There is a huge difference in starting a “Brand” vs a “Business”. I learned this lesson the hard way from my past endeavors. If you just want to start a business because you love entrepreneurship and economics, that is a completely different mindset than starting a brand. Starting a business is about having a solid business model and a product or service that is in demand or that you do better than anyone else. Starting a successful brand is about authenticity. A brand must have a deeper connection to the consumer.
You have to identify a subculture that is not being catered to by the big players, and it has to be authentic or else you will be sniffed out by the consumer. Successful niche brands play the long game, like Patagonia or Carhartt. To play the long-game, you must create a deep connection with your consumer. You must know them on a personal level, so it must be authentic to the founders. I am wary of starting a brand just to make money, I believe, it’s better to start a brand with the mindset of wanting your products and message, to be passed down from generation to generation with pride.
What are the three tools you can’t live without for your business?
Instagram, Shopify, and SMS. Luckily, I utilized Instagram early on; right around the time, it was purchased by Facebook. This gave our brand a platform with massive organic reach for about four years before Instagram (Facebook) started to mess with the algorithms and monetize the platform, which is slowly messing up the authenticity of the platform… I watched the same thing happen with Facebook back in the day. Facebook was an amazing platform for brands until they started optimizing the platform for monetization, making it a pay-to-play platform.
All social media have a similar story, they start off small with authentic reach and not much advertising, and then slowly turn the platforms into a marketing channel for anyone willing to pay more. We are currently trying to identify the next “Instagram”, so we can get in early, it could be Tik-Tok, but we are not convinced yet. My advice would be to try and identify the next big social media channel and get in early. You have about 3–5 years before the platform starts to monetize its user base at which point it not only skyrockets in accessibility for businesses, but users begin to tune out their advertising.
In the broader consumer landscape, what macro trends are ASRV riding?
1. The ever-growing popularity of fitness, health, and mindset.
2. The male consumer purchasing power in fashion.
3. The casual dress-codes being more common in daywear and workwear.
4. The faster-paced lifestyles we all live, apparel must be versatile & fashionable.
What unique angle or niche has ASRV pioneered?
ASRV has a very unique angle on the market. We focus our attention on streetwear fashion trends integrated into activewear & the fast-growing textile technology industry.

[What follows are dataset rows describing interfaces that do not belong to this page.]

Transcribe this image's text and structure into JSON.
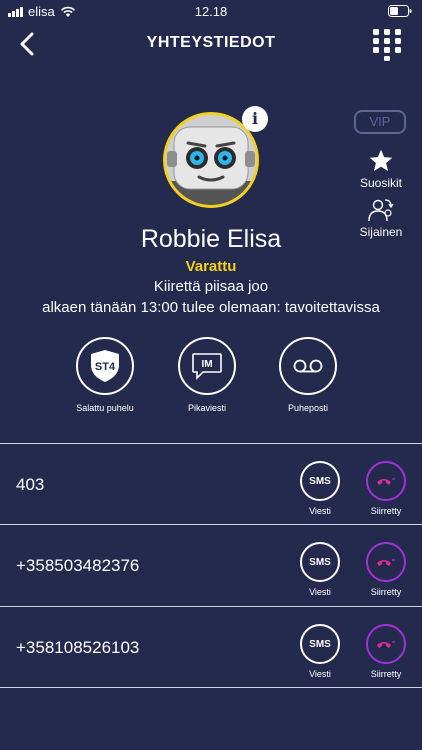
{
  "status_bar": {
    "carrier": "elisa",
    "time": "12.18"
  },
  "header": {
    "title": "YHTEYSTIEDOT"
  },
  "contact": {
    "name": "Robbie Elisa",
    "presence": "Varattu",
    "status_message": "Kiirettä piisaa joo",
    "future_status": "alkaen tänään 13:00 tulee olemaan: tavoitettavissa",
    "info_badge": "i"
  },
  "side_actions": {
    "vip": "VIP",
    "favorites": "Suosikit",
    "location": "Sijainen"
  },
  "actions": [
    {
      "label": "Salattu puhelu",
      "icon": "st4-shield-icon",
      "icon_text": "ST4"
    },
    {
      "label": "Pikaviesti",
      "icon": "im-bubble-icon",
      "icon_text": "IM"
    },
    {
      "label": "Puheposti",
      "icon": "voicemail-icon"
    }
  ],
  "numbers": [
    {
      "number": "403",
      "sms": "SMS",
      "sms_label": "Viesti",
      "forward_label": "Siirretty"
    },
    {
      "number": "+358503482376",
      "sms": "SMS",
      "sms_label": "Viesti",
      "forward_label": "Siirretty"
    },
    {
      "number": "+358108526103",
      "sms": "SMS",
      "sms_label": "Viesti",
      "forward_label": "Siirretty"
    }
  ],
  "colors": {
    "background": "#232a4d",
    "presence": "#f3cf1f",
    "forward": "#a032d8",
    "vip": "#5d6591"
  }
}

We spend the majority of our time trend spotting streetwear fashion from around the world & integrate that into our designs, without compromising the functionality of our apparel.

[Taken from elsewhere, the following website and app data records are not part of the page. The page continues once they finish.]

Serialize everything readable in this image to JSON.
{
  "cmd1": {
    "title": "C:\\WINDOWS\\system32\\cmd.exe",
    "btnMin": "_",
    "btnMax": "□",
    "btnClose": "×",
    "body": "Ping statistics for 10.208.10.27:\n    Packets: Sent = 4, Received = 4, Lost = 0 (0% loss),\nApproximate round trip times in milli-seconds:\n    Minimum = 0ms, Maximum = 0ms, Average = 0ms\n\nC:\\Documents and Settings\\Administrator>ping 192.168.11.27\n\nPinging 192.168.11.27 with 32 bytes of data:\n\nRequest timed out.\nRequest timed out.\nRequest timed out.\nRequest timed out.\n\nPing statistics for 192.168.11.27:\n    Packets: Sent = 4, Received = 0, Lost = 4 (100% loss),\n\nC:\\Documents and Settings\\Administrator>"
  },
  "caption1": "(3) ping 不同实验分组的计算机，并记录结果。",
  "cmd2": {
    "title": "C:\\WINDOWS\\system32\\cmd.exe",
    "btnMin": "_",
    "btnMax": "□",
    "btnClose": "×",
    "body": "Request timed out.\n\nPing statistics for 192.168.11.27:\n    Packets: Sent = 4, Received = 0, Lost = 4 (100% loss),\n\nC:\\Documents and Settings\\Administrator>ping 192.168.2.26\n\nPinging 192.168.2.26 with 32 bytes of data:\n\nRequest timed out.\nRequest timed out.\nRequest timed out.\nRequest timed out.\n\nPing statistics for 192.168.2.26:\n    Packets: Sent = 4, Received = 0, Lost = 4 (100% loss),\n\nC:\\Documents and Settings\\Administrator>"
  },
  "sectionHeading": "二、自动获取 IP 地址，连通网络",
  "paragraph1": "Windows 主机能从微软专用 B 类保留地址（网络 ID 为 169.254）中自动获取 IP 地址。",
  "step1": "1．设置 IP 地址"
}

The other interesting thing happening in the textile industry is rapid integration of technology, which is really just getting started, so the leaps in textile innovation are huge. Consumers have not wanted or needed technology in their clothing until recently. LuluLemon pioneered this industry by proving that the consumer is willing to pay a lot more for active/lifestyle clothing that has high-quality materials and use-threshold technology for the longevity of the product.
ASRV is also at the forefront of bringing military and industrial textile technologies into the consumer space. For example, we just partnered with Kevlar® from Dupont as the first consumer brand to integrate Kevlar® into our fabrics. With the consumer’s interest in technical products becoming bigger each year, ASRV is truly creating the future of apparel.